All of the data below must be reproduced word for word, but without its images.

------------------------------------------------

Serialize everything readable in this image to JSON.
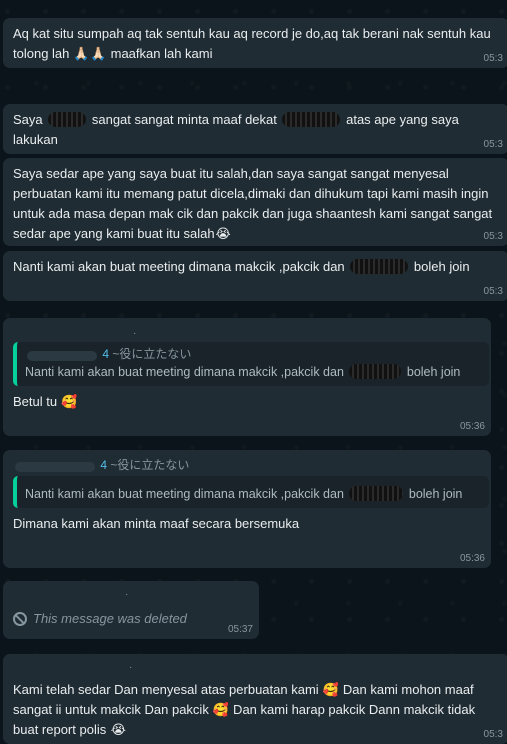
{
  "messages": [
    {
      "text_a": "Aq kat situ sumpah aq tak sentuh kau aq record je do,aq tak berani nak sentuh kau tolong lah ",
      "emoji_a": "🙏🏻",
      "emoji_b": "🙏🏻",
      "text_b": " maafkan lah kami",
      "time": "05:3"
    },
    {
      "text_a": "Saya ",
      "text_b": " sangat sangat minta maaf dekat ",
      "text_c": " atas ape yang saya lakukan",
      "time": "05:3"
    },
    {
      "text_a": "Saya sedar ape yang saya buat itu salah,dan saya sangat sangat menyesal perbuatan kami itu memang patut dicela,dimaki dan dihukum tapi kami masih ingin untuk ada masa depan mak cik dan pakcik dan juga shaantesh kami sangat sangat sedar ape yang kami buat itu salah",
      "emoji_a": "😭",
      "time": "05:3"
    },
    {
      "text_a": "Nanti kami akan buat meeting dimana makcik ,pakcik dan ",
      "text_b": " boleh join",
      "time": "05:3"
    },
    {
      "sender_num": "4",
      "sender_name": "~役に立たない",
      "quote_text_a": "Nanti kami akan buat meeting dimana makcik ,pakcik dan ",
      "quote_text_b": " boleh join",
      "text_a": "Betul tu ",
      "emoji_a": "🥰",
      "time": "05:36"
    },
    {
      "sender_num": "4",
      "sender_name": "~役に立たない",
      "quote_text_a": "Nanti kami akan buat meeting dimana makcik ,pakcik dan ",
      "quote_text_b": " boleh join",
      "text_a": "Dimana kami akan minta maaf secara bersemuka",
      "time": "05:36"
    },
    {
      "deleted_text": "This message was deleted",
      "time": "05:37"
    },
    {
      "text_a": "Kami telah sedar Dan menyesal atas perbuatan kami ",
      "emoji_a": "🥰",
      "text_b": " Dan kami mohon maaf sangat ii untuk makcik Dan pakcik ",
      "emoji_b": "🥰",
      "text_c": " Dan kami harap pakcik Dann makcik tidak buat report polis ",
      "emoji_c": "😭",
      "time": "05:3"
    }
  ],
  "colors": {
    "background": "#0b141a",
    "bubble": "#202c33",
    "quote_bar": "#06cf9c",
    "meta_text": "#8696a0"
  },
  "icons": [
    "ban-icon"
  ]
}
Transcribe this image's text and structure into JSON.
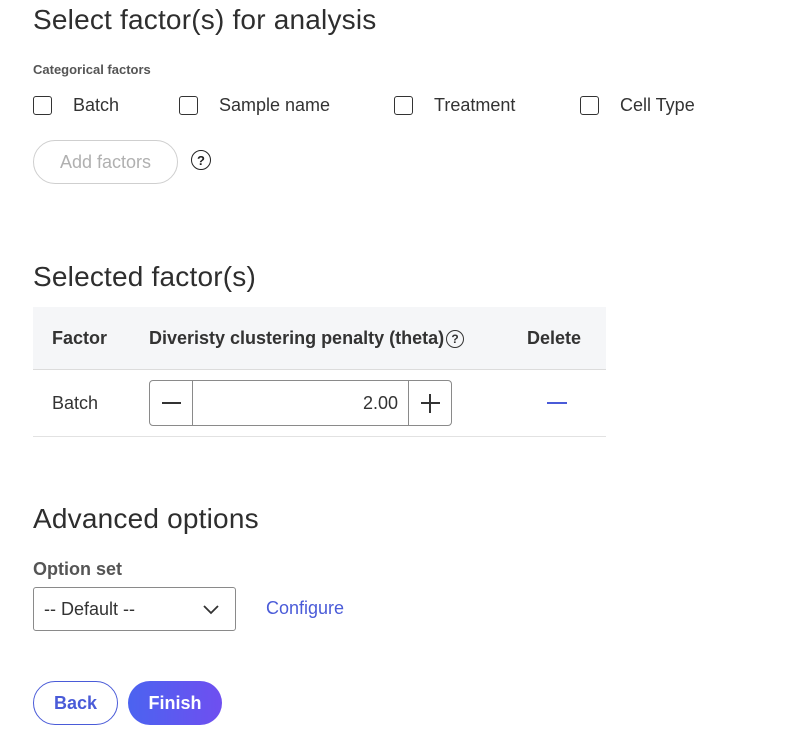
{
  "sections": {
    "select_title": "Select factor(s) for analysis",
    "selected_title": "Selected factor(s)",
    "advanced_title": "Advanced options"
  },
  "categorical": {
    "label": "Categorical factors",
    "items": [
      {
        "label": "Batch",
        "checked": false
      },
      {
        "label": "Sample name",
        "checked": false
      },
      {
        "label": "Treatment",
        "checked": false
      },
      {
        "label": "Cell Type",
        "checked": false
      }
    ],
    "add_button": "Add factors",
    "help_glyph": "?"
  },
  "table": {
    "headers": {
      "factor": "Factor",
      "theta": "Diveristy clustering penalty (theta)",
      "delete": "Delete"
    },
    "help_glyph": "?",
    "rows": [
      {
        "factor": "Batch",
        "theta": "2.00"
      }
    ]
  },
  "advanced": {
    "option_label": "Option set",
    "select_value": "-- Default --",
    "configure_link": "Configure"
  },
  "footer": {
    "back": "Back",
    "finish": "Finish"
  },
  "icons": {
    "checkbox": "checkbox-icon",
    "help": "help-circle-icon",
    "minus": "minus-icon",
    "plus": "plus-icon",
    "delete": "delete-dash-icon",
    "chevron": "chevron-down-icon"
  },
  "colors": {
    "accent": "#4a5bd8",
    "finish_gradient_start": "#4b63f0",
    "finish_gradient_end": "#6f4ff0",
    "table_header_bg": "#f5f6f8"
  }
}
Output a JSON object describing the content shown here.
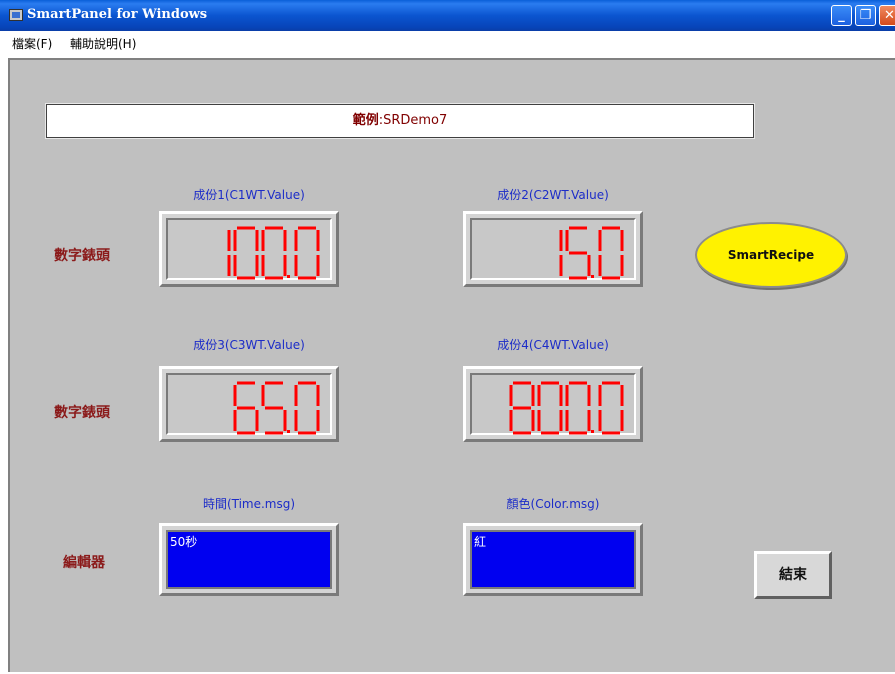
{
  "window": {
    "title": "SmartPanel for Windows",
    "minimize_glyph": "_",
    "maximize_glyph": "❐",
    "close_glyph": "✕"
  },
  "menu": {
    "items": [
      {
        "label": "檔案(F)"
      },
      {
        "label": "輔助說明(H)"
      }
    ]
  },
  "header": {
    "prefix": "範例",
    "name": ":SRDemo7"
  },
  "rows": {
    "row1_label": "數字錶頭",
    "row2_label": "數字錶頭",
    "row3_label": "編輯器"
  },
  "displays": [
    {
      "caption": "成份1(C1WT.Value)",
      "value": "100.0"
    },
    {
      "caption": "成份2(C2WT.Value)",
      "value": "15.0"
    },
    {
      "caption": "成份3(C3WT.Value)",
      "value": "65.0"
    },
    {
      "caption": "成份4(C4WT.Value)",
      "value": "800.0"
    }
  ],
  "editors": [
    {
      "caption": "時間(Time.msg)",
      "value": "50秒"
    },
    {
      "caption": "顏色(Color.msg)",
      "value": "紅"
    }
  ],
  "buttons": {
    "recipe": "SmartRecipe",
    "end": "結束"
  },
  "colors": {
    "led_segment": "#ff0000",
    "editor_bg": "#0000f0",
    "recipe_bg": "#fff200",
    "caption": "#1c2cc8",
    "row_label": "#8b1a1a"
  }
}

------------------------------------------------

> _Solution to this exercise_:
Serialize everything readable in this image to JSON.
{
  "messages": [
    {
      "text_a": "Aq kat situ sumpah aq tak sentuh kau aq record je do,aq tak berani nak sentuh kau tolong lah ",
      "emoji_a": "🙏🏻",
      "emoji_b": "🙏🏻",
      "text_b": " maafkan lah kami",
      "time": "05:3"
    },
    {
      "text_a": "Saya ",
      "text_b": " sangat sangat minta maaf dekat ",
      "text_c": " atas ape yang saya lakukan",
      "time": "05:3"
    },
    {
      "text_a": "Saya sedar ape yang saya buat itu salah,dan saya sangat sangat menyesal perbuatan kami itu memang patut dicela,dimaki dan dihukum tapi kami masih ingin untuk ada masa depan mak cik dan pakcik dan juga shaantesh kami sangat sangat sedar ape yang kami buat itu salah",
      "emoji_a": "😭",
      "time": "05:3"
    },
    {
      "text_a": "Nanti kami akan buat meeting dimana makcik ,pakcik dan ",
      "text_b": " boleh join",
      "time": "05:3"
    },
    {
      "sender_num": "4",
      "sender_name": "~役に立たない",
      "quote_text_a": "Nanti kami akan buat meeting dimana makcik ,pakcik dan ",
      "quote_text_b": " boleh join",
      "text_a": "Betul tu ",
      "emoji_a": "🥰",
      "time": "05:36"
    },
    {
      "sender_num": "4",
      "sender_name": "~役に立たない",
      "quote_text_a": "Nanti kami akan buat meeting dimana makcik ,pakcik dan ",
      "quote_text_b": " boleh join",
      "text_a": "Dimana kami akan minta maaf secara bersemuka",
      "time": "05:36"
    },
    {
      "deleted_text": "This message was deleted",
      "time": "05:37"
    },
    {
      "text_a": "Kami telah sedar Dan menyesal atas perbuatan kami ",
      "emoji_a": "🥰",
      "text_b": " Dan kami mohon maaf sangat ii untuk makcik Dan pakcik ",
      "emoji_b": "🥰",
      "text_c": " Dan kami harap pakcik Dann makcik tidak buat report polis ",
      "emoji_c": "😭",
      "time": "05:3"
    }
  ],
  "colors": {
    "background": "#0b141a",
    "bubble": "#202c33",
    "quote_bar": "#06cf9c",
    "meta_text": "#8696a0"
  },
  "icons": [
    "ban-icon"
  ]
}
Transcribe this image's text and structure into JSON.
{
  "sections": {
    "select_title": "Select factor(s) for analysis",
    "selected_title": "Selected factor(s)",
    "advanced_title": "Advanced options"
  },
  "categorical": {
    "label": "Categorical factors",
    "items": [
      {
        "label": "Batch",
        "checked": false
      },
      {
        "label": "Sample name",
        "checked": false
      },
      {
        "label": "Treatment",
        "checked": false
      },
      {
        "label": "Cell Type",
        "checked": false
      }
    ],
    "add_button": "Add factors",
    "help_glyph": "?"
  },
  "table": {
    "headers": {
      "factor": "Factor",
      "theta": "Diveristy clustering penalty (theta)",
      "delete": "Delete"
    },
    "help_glyph": "?",
    "rows": [
      {
        "factor": "Batch",
        "theta": "2.00"
      }
    ]
  },
  "advanced": {
    "option_label": "Option set",
    "select_value": "-- Default --",
    "configure_link": "Configure"
  },
  "footer": {
    "back": "Back",
    "finish": "Finish"
  },
  "icons": {
    "checkbox": "checkbox-icon",
    "help": "help-circle-icon",
    "minus": "minus-icon",
    "plus": "plus-icon",
    "delete": "delete-dash-icon",
    "chevron": "chevron-down-icon"
  },
  "colors": {
    "accent": "#4a5bd8",
    "finish_gradient_start": "#4b63f0",
    "finish_gradient_end": "#6f4ff0",
    "table_header_bg": "#f5f6f8"
  }
}
Output a JSON object describing the content shown here.
{
  "window": {
    "title": "SmartPanel for Windows",
    "minimize_glyph": "_",
    "maximize_glyph": "❐",
    "close_glyph": "✕"
  },
  "menu": {
    "items": [
      {
        "label": "檔案(F)"
      },
      {
        "label": "輔助說明(H)"
      }
    ]
  },
  "header": {
    "prefix": "範例",
    "name": ":SRDemo7"
  },
  "rows": {
    "row1_label": "數字錶頭",
    "row2_label": "數字錶頭",
    "row3_label": "編輯器"
  },
  "displays": [
    {
      "caption": "成份1(C1WT.Value)",
      "value": "100.0"
    },
    {
      "caption": "成份2(C2WT.Value)",
      "value": "15.0"
    },
    {
      "caption": "成份3(C3WT.Value)",
      "value": "65.0"
    },
    {
      "caption": "成份4(C4WT.Value)",
      "value": "800.0"
    }
  ],
  "editors": [
    {
      "caption": "時間(Time.msg)",
      "value": "50秒"
    },
    {
      "caption": "顏色(Color.msg)",
      "value": "紅"
    }
  ],
  "buttons": {
    "recipe": "SmartRecipe",
    "end": "結束"
  },
  "colors": {
    "led_segment": "#ff0000",
    "editor_bg": "#0000f0",
    "recipe_bg": "#fff200",
    "caption": "#1c2cc8",
    "row_label": "#8b1a1a"
  }
}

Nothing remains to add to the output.